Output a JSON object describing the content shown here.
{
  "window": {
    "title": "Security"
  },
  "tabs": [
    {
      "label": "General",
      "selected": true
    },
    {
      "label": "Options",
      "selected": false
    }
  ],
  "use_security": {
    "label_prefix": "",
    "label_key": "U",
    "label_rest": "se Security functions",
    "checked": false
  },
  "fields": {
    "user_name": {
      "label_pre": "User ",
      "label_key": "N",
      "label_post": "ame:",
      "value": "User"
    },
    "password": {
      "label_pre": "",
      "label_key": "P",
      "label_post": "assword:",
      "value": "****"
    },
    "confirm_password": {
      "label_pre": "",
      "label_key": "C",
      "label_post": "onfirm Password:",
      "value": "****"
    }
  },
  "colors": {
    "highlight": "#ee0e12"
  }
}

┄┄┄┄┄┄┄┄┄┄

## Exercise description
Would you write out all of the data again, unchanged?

## Expected answer
Output a JSON object describing the content shown here.
{
  "window": {
    "title": "Security"
  },
  "tabs": [
    {
      "label": "General",
      "selected": true
    },
    {
      "label": "Options",
      "selected": false
    }
  ],
  "use_security": {
    "label_prefix": "",
    "label_key": "U",
    "label_rest": "se Security functions",
    "checked": false
  },
  "fields": {
    "user_name": {
      "label_pre": "User ",
      "label_key": "N",
      "label_post": "ame:",
      "value": "User"
    },
    "password": {
      "label_pre": "",
      "label_key": "P",
      "label_post": "assword:",
      "value": "****"
    },
    "confirm_password": {
      "label_pre": "",
      "label_key": "C",
      "label_post": "onfirm Password:",
      "value": "****"
    }
  },
  "colors": {
    "highlight": "#ee0e12"
  }
}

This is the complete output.